By Leong Sze Hian
The entire wet market and food centre at Block 628A, Ang Mo Kio Street 61, was destroyed in a fire on 16 October 2007. (link)
The affected stallholders are being asked to pay an estimated $8,000 to $10,000 to build a temporary market.
With 232 stalls, the total sum assuming an average of $9,000 is $2.1 million.
Why does it cost so much to build a temporary market which will be demolished after 18 to 24 months?
If all condominiums insure the entire building for fire, why wasn’t the market insured by the town council or the HDB?
I estimate the annual fire insurance premium for a sum insured of $2.1 million to be only about $2,500.
As most of the stallholders are tenants, they may not have the insurable interest to insure the building (stall) which they rent.
If a landlord rents a part of the building to a tenant, is it reasonable to ask the tenant to be financially penalised by making a contribution, in the event of a fire which destroys the entire building (which was not insured) ? Shouldn’t this be the responsibility of the owner? Who is the owner of a market?
I do not know how much funds the Ang Mo Kio-Yio Chu Kang Town Council (AMK-YCK) has, but in my constituency, the Aljunied Town Council has $93 million of funds, with $67 million in it’s sinking fund, according to it’s annual financial report. (See here)
Should not the AMK-YCK Town Council use some of its funds to help towards the building of the temporary market?
This is not the first time that there has been a fire in a market. In fact, another market in the same constituency, at Block 342 Ang Mo Kio Avenue 1, had a fire in January 2001.
Why have we not learned the lessons and experience from the several fires in markets in the past?

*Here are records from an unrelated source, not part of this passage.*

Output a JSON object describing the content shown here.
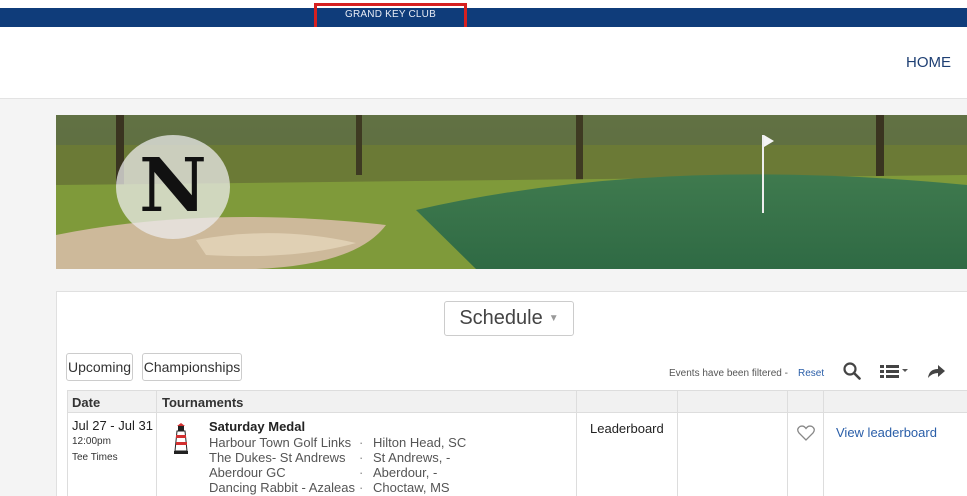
{
  "topbar": {
    "club_name": "GRAND KEY CLUB"
  },
  "nav": {
    "home": "HOME"
  },
  "banner": {
    "logo_letter": "N"
  },
  "schedule": {
    "title": "Schedule",
    "filters": {
      "upcoming": "Upcoming",
      "championships": "Championships"
    },
    "filter_note": "Events have been filtered -",
    "reset": "Reset",
    "icons": {
      "search": "search-icon",
      "view": "list-view-icon",
      "share": "share-icon"
    }
  },
  "table": {
    "headers": {
      "date": "Date",
      "tournaments": "Tournaments"
    },
    "rows": [
      {
        "date": "Jul 27 - Jul 31",
        "time": "12:00pm",
        "tee": "Tee Times",
        "title": "Saturday Medal",
        "courses": [
          {
            "name": "Harbour Town Golf Links",
            "sep": "·",
            "location": "Hilton Head, SC"
          },
          {
            "name": "The Dukes- St Andrews",
            "sep": "·",
            "location": "St Andrews, -"
          },
          {
            "name": "Aberdour GC",
            "sep": "·",
            "location": "Aberdour, -"
          },
          {
            "name": "Dancing Rabbit - Azaleas",
            "sep": "·",
            "location": "Choctaw, MS"
          }
        ],
        "leaderboard": "Leaderboard",
        "view": "View leaderboard"
      }
    ]
  },
  "colors": {
    "topbar": "#0f3c7a",
    "link": "#2a5ea8",
    "highlight": "#d62020"
  }
}
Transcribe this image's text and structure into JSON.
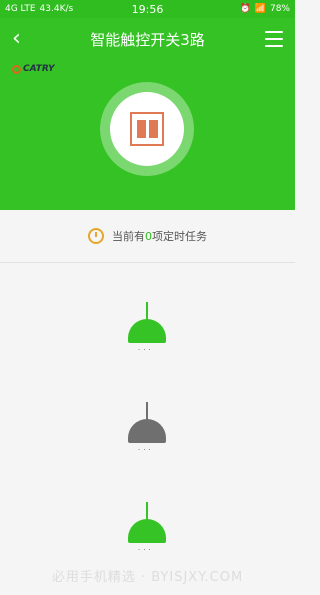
{
  "status": {
    "network": "4G LTE",
    "speed": "43.4K/s",
    "time": "19:56",
    "battery": "78%"
  },
  "header": {
    "title": "智能触控开关3路",
    "back_icon": "chevron-left-icon",
    "menu_icon": "menu-icon",
    "logo_text": "CATRY"
  },
  "timer": {
    "prefix": "当前有",
    "count": "0",
    "suffix": "项定时任务"
  },
  "lamps": [
    {
      "name": "lamp-1",
      "state": "on",
      "color": "#36c326"
    },
    {
      "name": "lamp-2",
      "state": "off",
      "color": "#6f6f6f"
    },
    {
      "name": "lamp-3",
      "state": "on",
      "color": "#36c326"
    }
  ],
  "watermark": "必用手机精选 · BYISJXY.COM"
}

In this connection, Mr Wee Siew Khim, MP for Ang Mo Kio GRC said: “As we have practised in all the other market fires in the past, all stallholders will pull together and share the cost of building that market which they are going to use for the next 18-24 months”.
With 35 per cent of the Service and Conservancy Charges (S & CC) going into the sinking fund, why not use some of it to buy fire insurance for markets?
It is hard enough for small stallholder entrepreneurs to have lost all their business assets, equipment and stocks (hopefully most of these have been insured adequately), and endure months without income until the temporary market is ready – isn’t it akin to a double catastrophy to have to decide and try cough up another $8,000 to $10,000?
Some of the stallholders interviewed have expressed their despair and predicament in this regard.
I would also like to suggest that affected stallholders be given the option to have the first priority to rent on a temporary basis the available stalls all over Singapore, at the same if not reduced rentals to what they have been paying.
By the way, how much will their rentals increase when the new market is built? And, consequently, how much will prices increase for the residents of Ang Mo Kio?
Picture from channelnewsasia